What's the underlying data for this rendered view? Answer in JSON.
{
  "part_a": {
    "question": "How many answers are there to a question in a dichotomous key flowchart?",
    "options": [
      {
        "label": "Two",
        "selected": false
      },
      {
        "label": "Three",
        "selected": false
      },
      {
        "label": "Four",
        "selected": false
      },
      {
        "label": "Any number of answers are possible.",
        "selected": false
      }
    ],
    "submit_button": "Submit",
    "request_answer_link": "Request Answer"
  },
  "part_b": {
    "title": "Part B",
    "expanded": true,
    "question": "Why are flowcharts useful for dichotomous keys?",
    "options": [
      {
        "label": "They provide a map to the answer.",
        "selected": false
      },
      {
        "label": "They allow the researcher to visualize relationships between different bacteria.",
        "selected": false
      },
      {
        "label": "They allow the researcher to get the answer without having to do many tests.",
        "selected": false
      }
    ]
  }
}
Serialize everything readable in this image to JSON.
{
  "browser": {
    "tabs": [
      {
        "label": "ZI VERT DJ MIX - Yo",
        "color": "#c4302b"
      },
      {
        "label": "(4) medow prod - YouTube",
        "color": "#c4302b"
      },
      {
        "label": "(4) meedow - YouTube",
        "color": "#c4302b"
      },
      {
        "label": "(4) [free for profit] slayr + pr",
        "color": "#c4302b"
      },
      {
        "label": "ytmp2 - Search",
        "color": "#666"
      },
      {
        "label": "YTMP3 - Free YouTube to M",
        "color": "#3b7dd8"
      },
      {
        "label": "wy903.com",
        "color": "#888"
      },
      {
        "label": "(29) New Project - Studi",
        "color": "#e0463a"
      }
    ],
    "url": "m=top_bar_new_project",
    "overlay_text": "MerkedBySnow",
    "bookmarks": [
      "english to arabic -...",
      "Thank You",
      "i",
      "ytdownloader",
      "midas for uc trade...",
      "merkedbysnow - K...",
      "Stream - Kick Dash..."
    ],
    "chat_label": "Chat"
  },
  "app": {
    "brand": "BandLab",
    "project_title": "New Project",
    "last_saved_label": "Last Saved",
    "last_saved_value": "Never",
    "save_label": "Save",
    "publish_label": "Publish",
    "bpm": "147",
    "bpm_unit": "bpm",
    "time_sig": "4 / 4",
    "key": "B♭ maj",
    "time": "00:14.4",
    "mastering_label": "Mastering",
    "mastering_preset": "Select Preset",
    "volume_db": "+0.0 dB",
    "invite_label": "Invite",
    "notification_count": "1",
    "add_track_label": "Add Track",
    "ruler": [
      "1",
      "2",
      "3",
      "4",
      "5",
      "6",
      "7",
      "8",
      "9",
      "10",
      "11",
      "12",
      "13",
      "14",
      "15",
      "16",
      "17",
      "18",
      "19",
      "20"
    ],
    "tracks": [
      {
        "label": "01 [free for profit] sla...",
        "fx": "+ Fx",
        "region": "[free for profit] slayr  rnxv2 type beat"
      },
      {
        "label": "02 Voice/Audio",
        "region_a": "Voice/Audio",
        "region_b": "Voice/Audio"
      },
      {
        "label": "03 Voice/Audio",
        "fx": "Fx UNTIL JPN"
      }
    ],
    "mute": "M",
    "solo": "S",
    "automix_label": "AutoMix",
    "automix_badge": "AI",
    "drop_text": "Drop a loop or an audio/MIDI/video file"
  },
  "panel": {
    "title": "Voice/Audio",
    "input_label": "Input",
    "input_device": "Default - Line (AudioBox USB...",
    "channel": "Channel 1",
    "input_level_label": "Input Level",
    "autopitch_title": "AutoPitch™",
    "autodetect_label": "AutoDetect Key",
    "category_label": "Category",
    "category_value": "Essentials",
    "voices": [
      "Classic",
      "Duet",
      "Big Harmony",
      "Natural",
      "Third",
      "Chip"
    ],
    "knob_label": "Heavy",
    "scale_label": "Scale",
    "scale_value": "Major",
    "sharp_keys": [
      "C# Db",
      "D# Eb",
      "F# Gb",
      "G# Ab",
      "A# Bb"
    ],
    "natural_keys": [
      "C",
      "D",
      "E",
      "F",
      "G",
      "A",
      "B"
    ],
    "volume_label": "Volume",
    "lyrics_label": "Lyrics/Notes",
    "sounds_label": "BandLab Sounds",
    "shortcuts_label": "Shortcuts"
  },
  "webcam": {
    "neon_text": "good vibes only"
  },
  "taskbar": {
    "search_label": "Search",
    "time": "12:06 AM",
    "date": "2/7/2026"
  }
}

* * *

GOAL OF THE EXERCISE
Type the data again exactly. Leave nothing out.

WRITTEN RESPONSE
What's the underlying data for this rendered view? Answer in JSON.
{
  "part_a": {
    "question": "How many answers are there to a question in a dichotomous key flowchart?",
    "options": [
      {
        "label": "Two",
        "selected": false
      },
      {
        "label": "Three",
        "selected": false
      },
      {
        "label": "Four",
        "selected": false
      },
      {
        "label": "Any number of answers are possible.",
        "selected": false
      }
    ],
    "submit_button": "Submit",
    "request_answer_link": "Request Answer"
  },
  "part_b": {
    "title": "Part B",
    "expanded": true,
    "question": "Why are flowcharts useful for dichotomous keys?",
    "options": [
      {
        "label": "They provide a map to the answer.",
        "selected": false
      },
      {
        "label": "They allow the researcher to visualize relationships between different bacteria.",
        "selected": false
      },
      {
        "label": "They allow the researcher to get the answer without having to do many tests.",
        "selected": false
      }
    ]
  }
}
Serialize everything readable in this image to JSON.
{
  "browser": {
    "tabs": [
      {
        "label": "ZI VERT DJ MIX - Yo",
        "color": "#c4302b"
      },
      {
        "label": "(4) medow prod - YouTube",
        "color": "#c4302b"
      },
      {
        "label": "(4) meedow - YouTube",
        "color": "#c4302b"
      },
      {
        "label": "(4) [free for profit] slayr + pr",
        "color": "#c4302b"
      },
      {
        "label": "ytmp2 - Search",
        "color": "#666"
      },
      {
        "label": "YTMP3 - Free YouTube to M",
        "color": "#3b7dd8"
      },
      {
        "label": "wy903.com",
        "color": "#888"
      },
      {
        "label": "(29) New Project - Studi",
        "color": "#e0463a"
      }
    ],
    "url": "m=top_bar_new_project",
    "overlay_text": "MerkedBySnow",
    "bookmarks": [
      "english to arabic -...",
      "Thank You",
      "i",
      "ytdownloader",
      "midas for uc trade...",
      "merkedbysnow - K...",
      "Stream - Kick Dash..."
    ],
    "chat_label": "Chat"
  },
  "app": {
    "brand": "BandLab",
    "project_title": "New Project",
    "last_saved_label": "Last Saved",
    "last_saved_value": "Never",
    "save_label": "Save",
    "publish_label": "Publish",
    "bpm": "147",
    "bpm_unit": "bpm",
    "time_sig": "4 / 4",
    "key": "B♭ maj",
    "time": "00:14.4",
    "mastering_label": "Mastering",
    "mastering_preset": "Select Preset",
    "volume_db": "+0.0 dB",
    "invite_label": "Invite",
    "notification_count": "1",
    "add_track_label": "Add Track",
    "ruler": [
      "1",
      "2",
      "3",
      "4",
      "5",
      "6",
      "7",
      "8",
      "9",
      "10",
      "11",
      "12",
      "13",
      "14",
      "15",
      "16",
      "17",
      "18",
      "19",
      "20"
    ],
    "tracks": [
      {
        "label": "01 [free for profit] sla...",
        "fx": "+ Fx",
        "region": "[free for profit] slayr  rnxv2 type beat"
      },
      {
        "label": "02 Voice/Audio",
        "region_a": "Voice/Audio",
        "region_b": "Voice/Audio"
      },
      {
        "label": "03 Voice/Audio",
        "fx": "Fx UNTIL JPN"
      }
    ],
    "mute": "M",
    "solo": "S",
    "automix_label": "AutoMix",
    "automix_badge": "AI",
    "drop_text": "Drop a loop or an audio/MIDI/video file"
  },
  "panel": {
    "title": "Voice/Audio",
    "input_label": "Input",
    "input_device": "Default - Line (AudioBox USB...",
    "channel": "Channel 1",
    "input_level_label": "Input Level",
    "autopitch_title": "AutoPitch™",
    "autodetect_label": "AutoDetect Key",
    "category_label": "Category",
    "category_value": "Essentials",
    "voices": [
      "Classic",
      "Duet",
      "Big Harmony",
      "Natural",
      "Third",
      "Chip"
    ],
    "knob_label": "Heavy",
    "scale_label": "Scale",
    "scale_value": "Major",
    "sharp_keys": [
      "C# Db",
      "D# Eb",
      "F# Gb",
      "G# Ab",
      "A# Bb"
    ],
    "natural_keys": [
      "C",
      "D",
      "E",
      "F",
      "G",
      "A",
      "B"
    ],
    "volume_label": "Volume",
    "lyrics_label": "Lyrics/Notes",
    "sounds_label": "BandLab Sounds",
    "shortcuts_label": "Shortcuts"
  },
  "webcam": {
    "neon_text": "good vibes only"
  },
  "taskbar": {
    "search_label": "Search",
    "time": "12:06 AM",
    "date": "2/7/2026"
  }
}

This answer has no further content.